> _Exercise aim_: Exactly as written, return every line of the data below apart from the pictures.

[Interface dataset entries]
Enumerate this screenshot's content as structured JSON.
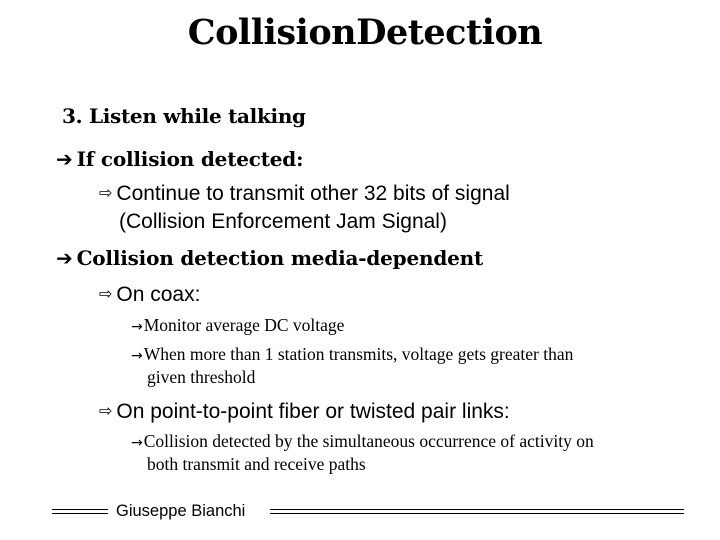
{
  "slide": {
    "title": "CollisionDetection",
    "subtitle": "3. Listen while talking",
    "bullets": [
      {
        "level": 1,
        "icon": "arrow-right-bold-icon",
        "glyph": "➔",
        "text": "If collision detected:"
      },
      {
        "level": 2,
        "icon": "hollow-arrow-right-icon",
        "glyph": "⇨",
        "text": "Continue to transmit other 32 bits of signal",
        "continuation": "(Collision Enforcement Jam Signal)"
      },
      {
        "level": 1,
        "icon": "arrow-right-bold-icon",
        "glyph": "➔",
        "text": "Collision detection media-dependent"
      },
      {
        "level": 2,
        "icon": "hollow-arrow-right-icon",
        "glyph": "⇨",
        "text": "On coax:"
      },
      {
        "level": 3,
        "icon": "arrow-right-icon",
        "glyph": "→",
        "text": "Monitor average DC voltage"
      },
      {
        "level": 3,
        "icon": "arrow-right-icon",
        "glyph": "→",
        "text": "When more than 1 station transmits, voltage gets greater than",
        "continuation": "given threshold"
      },
      {
        "level": 2,
        "icon": "hollow-arrow-right-icon",
        "glyph": "⇨",
        "text": "On point-to-point fiber or twisted pair links:"
      },
      {
        "level": 3,
        "icon": "arrow-right-icon",
        "glyph": "→",
        "text": "Collision detected by the simultaneous occurrence of activity on",
        "continuation": "both transmit and receive paths"
      }
    ]
  },
  "footer": {
    "author": "Giuseppe Bianchi"
  }
}
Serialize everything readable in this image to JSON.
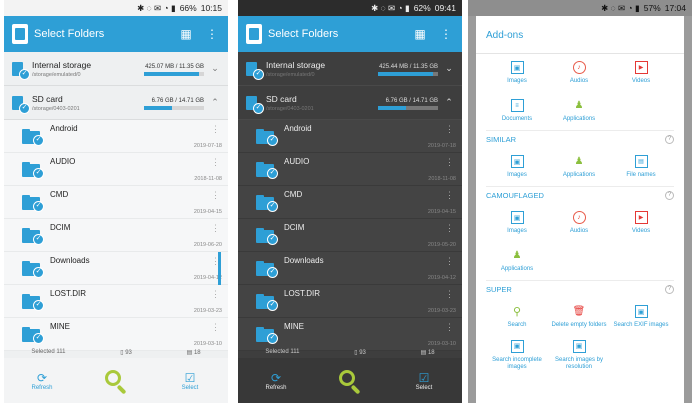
{
  "screen1": {
    "status": {
      "icons": "✱ ◌ ✉ ◔ ▮",
      "battery": "66%",
      "time": "10:15"
    },
    "toolbar": {
      "title": "Select Folders"
    },
    "storages": [
      {
        "name": "Internal storage",
        "path": "/storage/emulated/0",
        "size": "425.07 MB / 11.35 GB",
        "fill": 0.92,
        "chevron": "⌄"
      },
      {
        "name": "SD card",
        "path": "/storage/0403-0201",
        "size": "6.76 GB / 14.71 GB",
        "fill": 0.46,
        "chevron": "⌃"
      }
    ],
    "folders": [
      {
        "name": "Android",
        "date": "2019-07-18"
      },
      {
        "name": "AUDIO",
        "date": "2018-11-08"
      },
      {
        "name": "CMD",
        "date": "2019-04-15"
      },
      {
        "name": "DCIM",
        "date": "2019-06-20"
      },
      {
        "name": "Downloads",
        "date": "2019-04-12"
      },
      {
        "name": "LOST.DIR",
        "date": "2019-03-23"
      },
      {
        "name": "MINE",
        "date": "2019-03-10"
      }
    ],
    "summary": {
      "selected": "Selected 111",
      "files": "93",
      "images": "18"
    },
    "bottom": {
      "refresh": "Refresh",
      "select": "Select"
    }
  },
  "screen2": {
    "status": {
      "icons": "✱ ◌ ✉ ◔ ▮",
      "battery": "62%",
      "time": "09:41"
    },
    "toolbar": {
      "title": "Select Folders"
    },
    "storages": [
      {
        "name": "Internal storage",
        "path": "/storage/emulated/0",
        "size": "425.44 MB / 11.35 GB",
        "fill": 0.92,
        "chevron": "⌄"
      },
      {
        "name": "SD card",
        "path": "/storage/0403-0201",
        "size": "6.76 GB / 14.71 GB",
        "fill": 0.46,
        "chevron": "⌃"
      }
    ],
    "folders": [
      {
        "name": "Android",
        "date": "2019-07-18"
      },
      {
        "name": "AUDIO",
        "date": "2018-11-08"
      },
      {
        "name": "CMD",
        "date": "2019-04-15"
      },
      {
        "name": "DCIM",
        "date": "2019-05-20"
      },
      {
        "name": "Downloads",
        "date": "2019-04-12"
      },
      {
        "name": "LOST.DIR",
        "date": "2019-03-23"
      },
      {
        "name": "MINE",
        "date": "2019-03-10"
      }
    ],
    "summary": {
      "selected": "Selected 111",
      "files": "93",
      "images": "18"
    },
    "bottom": {
      "refresh": "Refresh",
      "select": "Select"
    }
  },
  "screen3": {
    "status": {
      "icons": "✱ ◌ ✉ ◔ ▮",
      "battery": "57%",
      "time": "17:04"
    },
    "title": "Add-ons",
    "top_items": [
      {
        "label": "Images",
        "icon": "image-icon",
        "glyph": "▣",
        "cls": "img"
      },
      {
        "label": "Audios",
        "icon": "audio-icon",
        "glyph": "♪",
        "cls": "aud"
      },
      {
        "label": "Videos",
        "icon": "video-icon",
        "glyph": "▶",
        "cls": "vid"
      },
      {
        "label": "Documents",
        "icon": "document-icon",
        "glyph": "≡",
        "cls": "doc"
      },
      {
        "label": "Applications",
        "icon": "android-icon",
        "glyph": "♟",
        "cls": "app"
      }
    ],
    "sections": [
      {
        "title": "SIMILAR",
        "help": "?",
        "items": [
          {
            "label": "Images",
            "icon": "image-icon",
            "glyph": "▣",
            "cls": "img"
          },
          {
            "label": "Applications",
            "icon": "android-icon",
            "glyph": "♟",
            "cls": "app"
          },
          {
            "label": "File names",
            "icon": "file-icon",
            "glyph": "▤",
            "cls": "fil"
          }
        ]
      },
      {
        "title": "CAMOUFLAGED",
        "help": "?",
        "items": [
          {
            "label": "Images",
            "icon": "image-icon",
            "glyph": "▣",
            "cls": "img"
          },
          {
            "label": "Audios",
            "icon": "audio-icon",
            "glyph": "♪",
            "cls": "aud"
          },
          {
            "label": "Videos",
            "icon": "video-icon",
            "glyph": "▶",
            "cls": "vid"
          },
          {
            "label": "Applications",
            "icon": "android-icon",
            "glyph": "♟",
            "cls": "app"
          }
        ]
      },
      {
        "title": "SUPER",
        "help": "?",
        "items": [
          {
            "label": "Search",
            "icon": "search-icon",
            "glyph": "⚲",
            "cls": "srch"
          },
          {
            "label": "Delete empty folders",
            "icon": "trash-icon",
            "glyph": "🗑",
            "cls": "del"
          },
          {
            "label": "Search EXIF images",
            "icon": "exif-icon",
            "glyph": "▣",
            "cls": "exif"
          },
          {
            "label": "Search incomplete images",
            "icon": "image-icon",
            "glyph": "▣",
            "cls": "img"
          },
          {
            "label": "Search images by resolution",
            "icon": "image-icon",
            "glyph": "▣",
            "cls": "img"
          }
        ]
      }
    ]
  },
  "colors": {
    "accent": "#2e9fd6",
    "green": "#a9c93b",
    "red": "#e53935"
  }
}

> _Solution to this problem_:
Enumerate this screenshot's content as structured JSON.
{
  "slide": {
    "title": "CollisionDetection",
    "subtitle": "3. Listen while talking",
    "bullets": [
      {
        "level": 1,
        "icon": "arrow-right-bold-icon",
        "glyph": "➔",
        "text": "If collision detected:"
      },
      {
        "level": 2,
        "icon": "hollow-arrow-right-icon",
        "glyph": "⇨",
        "text": "Continue to transmit other 32 bits of signal",
        "continuation": "(Collision Enforcement Jam Signal)"
      },
      {
        "level": 1,
        "icon": "arrow-right-bold-icon",
        "glyph": "➔",
        "text": "Collision detection media-dependent"
      },
      {
        "level": 2,
        "icon": "hollow-arrow-right-icon",
        "glyph": "⇨",
        "text": "On coax:"
      },
      {
        "level": 3,
        "icon": "arrow-right-icon",
        "glyph": "→",
        "text": "Monitor average DC voltage"
      },
      {
        "level": 3,
        "icon": "arrow-right-icon",
        "glyph": "→",
        "text": "When more than 1 station transmits, voltage gets greater than",
        "continuation": "given threshold"
      },
      {
        "level": 2,
        "icon": "hollow-arrow-right-icon",
        "glyph": "⇨",
        "text": "On point-to-point fiber or twisted pair links:"
      },
      {
        "level": 3,
        "icon": "arrow-right-icon",
        "glyph": "→",
        "text": "Collision detected by the simultaneous occurrence of activity on",
        "continuation": "both transmit and receive paths"
      }
    ]
  },
  "footer": {
    "author": "Giuseppe Bianchi"
  }
}
Serialize everything readable in this image to JSON.
{
  "screen1": {
    "status": {
      "icons": "✱ ◌ ✉ ◔ ▮",
      "battery": "66%",
      "time": "10:15"
    },
    "toolbar": {
      "title": "Select Folders"
    },
    "storages": [
      {
        "name": "Internal storage",
        "path": "/storage/emulated/0",
        "size": "425.07 MB / 11.35 GB",
        "fill": 0.92,
        "chevron": "⌄"
      },
      {
        "name": "SD card",
        "path": "/storage/0403-0201",
        "size": "6.76 GB / 14.71 GB",
        "fill": 0.46,
        "chevron": "⌃"
      }
    ],
    "folders": [
      {
        "name": "Android",
        "date": "2019-07-18"
      },
      {
        "name": "AUDIO",
        "date": "2018-11-08"
      },
      {
        "name": "CMD",
        "date": "2019-04-15"
      },
      {
        "name": "DCIM",
        "date": "2019-06-20"
      },
      {
        "name": "Downloads",
        "date": "2019-04-12"
      },
      {
        "name": "LOST.DIR",
        "date": "2019-03-23"
      },
      {
        "name": "MINE",
        "date": "2019-03-10"
      }
    ],
    "summary": {
      "selected": "Selected 111",
      "files": "93",
      "images": "18"
    },
    "bottom": {
      "refresh": "Refresh",
      "select": "Select"
    }
  },
  "screen2": {
    "status": {
      "icons": "✱ ◌ ✉ ◔ ▮",
      "battery": "62%",
      "time": "09:41"
    },
    "toolbar": {
      "title": "Select Folders"
    },
    "storages": [
      {
        "name": "Internal storage",
        "path": "/storage/emulated/0",
        "size": "425.44 MB / 11.35 GB",
        "fill": 0.92,
        "chevron": "⌄"
      },
      {
        "name": "SD card",
        "path": "/storage/0403-0201",
        "size": "6.76 GB / 14.71 GB",
        "fill": 0.46,
        "chevron": "⌃"
      }
    ],
    "folders": [
      {
        "name": "Android",
        "date": "2019-07-18"
      },
      {
        "name": "AUDIO",
        "date": "2018-11-08"
      },
      {
        "name": "CMD",
        "date": "2019-04-15"
      },
      {
        "name": "DCIM",
        "date": "2019-05-20"
      },
      {
        "name": "Downloads",
        "date": "2019-04-12"
      },
      {
        "name": "LOST.DIR",
        "date": "2019-03-23"
      },
      {
        "name": "MINE",
        "date": "2019-03-10"
      }
    ],
    "summary": {
      "selected": "Selected 111",
      "files": "93",
      "images": "18"
    },
    "bottom": {
      "refresh": "Refresh",
      "select": "Select"
    }
  },
  "screen3": {
    "status": {
      "icons": "✱ ◌ ✉ ◔ ▮",
      "battery": "57%",
      "time": "17:04"
    },
    "title": "Add-ons",
    "top_items": [
      {
        "label": "Images",
        "icon": "image-icon",
        "glyph": "▣",
        "cls": "img"
      },
      {
        "label": "Audios",
        "icon": "audio-icon",
        "glyph": "♪",
        "cls": "aud"
      },
      {
        "label": "Videos",
        "icon": "video-icon",
        "glyph": "▶",
        "cls": "vid"
      },
      {
        "label": "Documents",
        "icon": "document-icon",
        "glyph": "≡",
        "cls": "doc"
      },
      {
        "label": "Applications",
        "icon": "android-icon",
        "glyph": "♟",
        "cls": "app"
      }
    ],
    "sections": [
      {
        "title": "SIMILAR",
        "help": "?",
        "items": [
          {
            "label": "Images",
            "icon": "image-icon",
            "glyph": "▣",
            "cls": "img"
          },
          {
            "label": "Applications",
            "icon": "android-icon",
            "glyph": "♟",
            "cls": "app"
          },
          {
            "label": "File names",
            "icon": "file-icon",
            "glyph": "▤",
            "cls": "fil"
          }
        ]
      },
      {
        "title": "CAMOUFLAGED",
        "help": "?",
        "items": [
          {
            "label": "Images",
            "icon": "image-icon",
            "glyph": "▣",
            "cls": "img"
          },
          {
            "label": "Audios",
            "icon": "audio-icon",
            "glyph": "♪",
            "cls": "aud"
          },
          {
            "label": "Videos",
            "icon": "video-icon",
            "glyph": "▶",
            "cls": "vid"
          },
          {
            "label": "Applications",
            "icon": "android-icon",
            "glyph": "♟",
            "cls": "app"
          }
        ]
      },
      {
        "title": "SUPER",
        "help": "?",
        "items": [
          {
            "label": "Search",
            "icon": "search-icon",
            "glyph": "⚲",
            "cls": "srch"
          },
          {
            "label": "Delete empty folders",
            "icon": "trash-icon",
            "glyph": "🗑",
            "cls": "del"
          },
          {
            "label": "Search EXIF images",
            "icon": "exif-icon",
            "glyph": "▣",
            "cls": "exif"
          },
          {
            "label": "Search incomplete images",
            "icon": "image-icon",
            "glyph": "▣",
            "cls": "img"
          },
          {
            "label": "Search images by resolution",
            "icon": "image-icon",
            "glyph": "▣",
            "cls": "img"
          }
        ]
      }
    ]
  },
  "colors": {
    "accent": "#2e9fd6",
    "green": "#a9c93b",
    "red": "#e53935"
  }
}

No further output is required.